It has been six months since the publication of Lord Davies’ report on women’s representation on FTSE 100 Boards, and the progress report published by Cranfield School of Management reported slow but significant progress. Women now make up 14.2% of FTSE 100 boards, up from the 12.5% historical high, but some boards are still 100% male.

The prime minister responded by writing to the FTSE 350 to encourage employers to promote more women to their boards – but is this the right tactic?

Ines Wichert, senior psychologist, Kenexa High Performance Institute

With more gender diversity comes an increase in the range of opinions, along with better decision-making, a better reflection of customer demographics and better financial results.

Improving the number of board women requires effort and one-off initiatives seldom achieve the effect. Action is needed from: the individual woman; the immediate work environment; and the organisation where addressing of gender bias plays a role.

Quotas may be what employers need to ensure gender diversity remains a priority. After 30 years of legislation, the number of women in senior roles is low and I doubt discretionary efforts alone are enough. Quotas will only work if we build a pipeline of talented women at all levels.

My research highlights the importance of women having stretching job assignments. These are a way for women to develop personally and as leaders, improving their promotability by showing senior decision-makers they are up to the top job.

David Frost, group HR director, Produce World Group

Lord Davies’ Report on women’s representation on FTSE 100 boards points the right direction for board composition, but I don’t think, however, it would be appropriate for the Government to implement quotas.

It is right in setting a direction to improve governance and corporate culture, but employers need freedom to operate in a competitive and economically challenging environment.

HR is in the driving seat to improve boardroom gender diversity through executive talent programmes, which develop future board members.

Organisations need a commitment to developing women and leadership programmes should elevate the skills and awareness for leaders in relation to supporting women to progress.

Flexible working enables staff to reduce barriers to taking on additional responsibility at work.

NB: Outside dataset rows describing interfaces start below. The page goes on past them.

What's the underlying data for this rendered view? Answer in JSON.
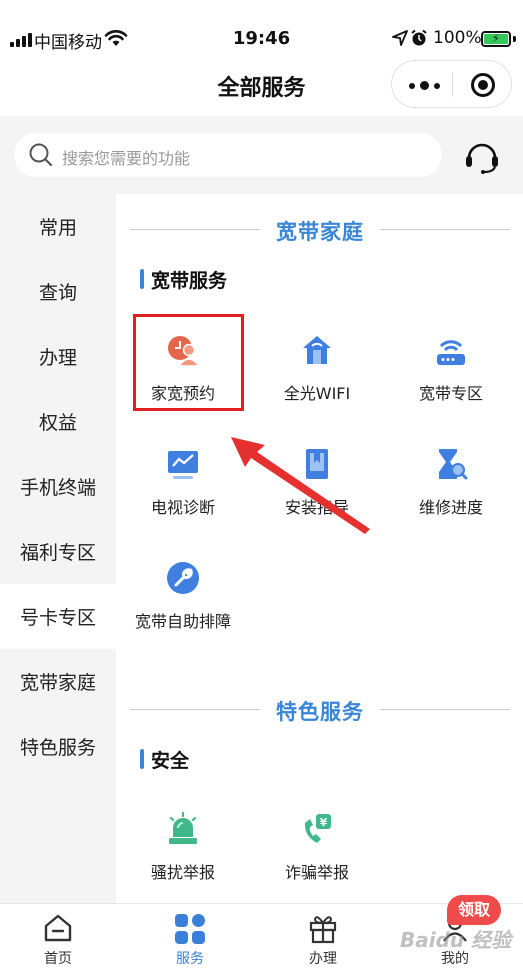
{
  "status_bar": {
    "carrier": "中国移动",
    "time": "19:46",
    "battery": "100%"
  },
  "header": {
    "title": "全部服务"
  },
  "search": {
    "placeholder": "搜索您需要的功能"
  },
  "sidebar": {
    "items": [
      {
        "label": "常用"
      },
      {
        "label": "查询"
      },
      {
        "label": "办理"
      },
      {
        "label": "权益"
      },
      {
        "label": "手机终端"
      },
      {
        "label": "福利专区"
      },
      {
        "label": "号卡专区"
      },
      {
        "label": "宽带家庭"
      },
      {
        "label": "特色服务"
      }
    ],
    "active_index": 6
  },
  "sections": [
    {
      "title": "宽带家庭",
      "subtitle": "宽带服务",
      "items": [
        {
          "label": "家宽预约",
          "icon": "person-clock-icon",
          "color": "#e4664a"
        },
        {
          "label": "全光WIFI",
          "icon": "home-wifi-icon",
          "color": "#3f7fe0"
        },
        {
          "label": "宽带专区",
          "icon": "router-icon",
          "color": "#3f7fe0"
        },
        {
          "label": "电视诊断",
          "icon": "tv-chart-icon",
          "color": "#3f7fe0"
        },
        {
          "label": "安装指导",
          "icon": "book-icon",
          "color": "#3f7fe0"
        },
        {
          "label": "维修进度",
          "icon": "hourglass-search-icon",
          "color": "#3f7fe0"
        },
        {
          "label": "宽带自助排障",
          "icon": "wrench-icon",
          "color": "#3f7fe0"
        }
      ]
    },
    {
      "title": "特色服务",
      "subtitle": "安全",
      "items": [
        {
          "label": "骚扰举报",
          "icon": "alarm-siren-icon",
          "color": "#3fb88a"
        },
        {
          "label": "诈骗举报",
          "icon": "phone-money-icon",
          "color": "#3fb88a"
        }
      ]
    }
  ],
  "tabbar": {
    "items": [
      {
        "label": "首页",
        "icon": "home-icon"
      },
      {
        "label": "服务",
        "icon": "grid-icon"
      },
      {
        "label": "办理",
        "icon": "gift-icon"
      },
      {
        "label": "我的",
        "icon": "user-icon"
      }
    ],
    "active_index": 1,
    "badge": "领取"
  },
  "watermark": "Baidu 经验",
  "colors": {
    "accent": "#3a86d6",
    "highlight": "#e02020",
    "arrow": "#e53030"
  }
}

With Government direction and HR leadership, the issue of women’s representation on boards will be advanced.